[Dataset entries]
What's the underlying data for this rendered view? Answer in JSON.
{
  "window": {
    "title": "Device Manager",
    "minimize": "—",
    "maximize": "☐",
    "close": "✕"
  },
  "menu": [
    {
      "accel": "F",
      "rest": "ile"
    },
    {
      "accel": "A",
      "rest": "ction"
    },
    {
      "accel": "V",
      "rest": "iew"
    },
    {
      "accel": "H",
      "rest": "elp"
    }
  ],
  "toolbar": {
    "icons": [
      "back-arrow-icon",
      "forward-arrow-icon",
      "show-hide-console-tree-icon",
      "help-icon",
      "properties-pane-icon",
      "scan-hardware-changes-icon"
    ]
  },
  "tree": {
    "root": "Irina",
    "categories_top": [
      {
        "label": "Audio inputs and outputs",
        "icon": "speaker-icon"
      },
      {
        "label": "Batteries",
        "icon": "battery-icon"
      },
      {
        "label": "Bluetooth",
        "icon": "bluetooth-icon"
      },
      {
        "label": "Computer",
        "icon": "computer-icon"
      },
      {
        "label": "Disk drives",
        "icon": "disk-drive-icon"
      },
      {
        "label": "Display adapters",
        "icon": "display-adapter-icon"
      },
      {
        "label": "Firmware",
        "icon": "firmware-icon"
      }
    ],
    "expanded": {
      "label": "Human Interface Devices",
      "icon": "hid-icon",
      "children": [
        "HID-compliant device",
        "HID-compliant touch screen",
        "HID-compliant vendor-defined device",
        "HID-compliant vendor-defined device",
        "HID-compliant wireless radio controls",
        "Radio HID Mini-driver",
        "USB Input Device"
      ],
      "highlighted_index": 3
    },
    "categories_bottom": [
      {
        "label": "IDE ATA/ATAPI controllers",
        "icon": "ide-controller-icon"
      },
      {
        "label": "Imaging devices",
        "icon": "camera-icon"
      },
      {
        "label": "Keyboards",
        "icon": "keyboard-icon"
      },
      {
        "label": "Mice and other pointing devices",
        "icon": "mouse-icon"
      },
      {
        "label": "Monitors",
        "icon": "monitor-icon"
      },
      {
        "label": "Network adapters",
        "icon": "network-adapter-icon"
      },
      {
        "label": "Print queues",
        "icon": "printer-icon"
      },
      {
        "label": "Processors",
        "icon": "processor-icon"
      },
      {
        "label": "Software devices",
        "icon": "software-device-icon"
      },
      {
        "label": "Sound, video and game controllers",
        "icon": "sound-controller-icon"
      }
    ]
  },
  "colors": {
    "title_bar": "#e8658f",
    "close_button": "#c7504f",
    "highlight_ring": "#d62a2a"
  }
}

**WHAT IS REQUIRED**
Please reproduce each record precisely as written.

**RESPONSE TO THE EXERCISE**
What's the underlying data for this rendered view? Answer in JSON.
{
  "window": {
    "title": "Device Manager",
    "minimize": "—",
    "maximize": "☐",
    "close": "✕"
  },
  "menu": [
    {
      "accel": "F",
      "rest": "ile"
    },
    {
      "accel": "A",
      "rest": "ction"
    },
    {
      "accel": "V",
      "rest": "iew"
    },
    {
      "accel": "H",
      "rest": "elp"
    }
  ],
  "toolbar": {
    "icons": [
      "back-arrow-icon",
      "forward-arrow-icon",
      "show-hide-console-tree-icon",
      "help-icon",
      "properties-pane-icon",
      "scan-hardware-changes-icon"
    ]
  },
  "tree": {
    "root": "Irina",
    "categories_top": [
      {
        "label": "Audio inputs and outputs",
        "icon": "speaker-icon"
      },
      {
        "label": "Batteries",
        "icon": "battery-icon"
      },
      {
        "label": "Bluetooth",
        "icon": "bluetooth-icon"
      },
      {
        "label": "Computer",
        "icon": "computer-icon"
      },
      {
        "label": "Disk drives",
        "icon": "disk-drive-icon"
      },
      {
        "label": "Display adapters",
        "icon": "display-adapter-icon"
      },
      {
        "label": "Firmware",
        "icon": "firmware-icon"
      }
    ],
    "expanded": {
      "label": "Human Interface Devices",
      "icon": "hid-icon",
      "children": [
        "HID-compliant device",
        "HID-compliant touch screen",
        "HID-compliant vendor-defined device",
        "HID-compliant vendor-defined device",
        "HID-compliant wireless radio controls",
        "Radio HID Mini-driver",
        "USB Input Device"
      ],
      "highlighted_index": 3
    },
    "categories_bottom": [
      {
        "label": "IDE ATA/ATAPI controllers",
        "icon": "ide-controller-icon"
      },
      {
        "label": "Imaging devices",
        "icon": "camera-icon"
      },
      {
        "label": "Keyboards",
        "icon": "keyboard-icon"
      },
      {
        "label": "Mice and other pointing devices",
        "icon": "mouse-icon"
      },
      {
        "label": "Monitors",
        "icon": "monitor-icon"
      },
      {
        "label": "Network adapters",
        "icon": "network-adapter-icon"
      },
      {
        "label": "Print queues",
        "icon": "printer-icon"
      },
      {
        "label": "Processors",
        "icon": "processor-icon"
      },
      {
        "label": "Software devices",
        "icon": "software-device-icon"
      },
      {
        "label": "Sound, video and game controllers",
        "icon": "sound-controller-icon"
      }
    ]
  },
  "colors": {
    "title_bar": "#e8658f",
    "close_button": "#c7504f",
    "highlight_ring": "#d62a2a"
  }
}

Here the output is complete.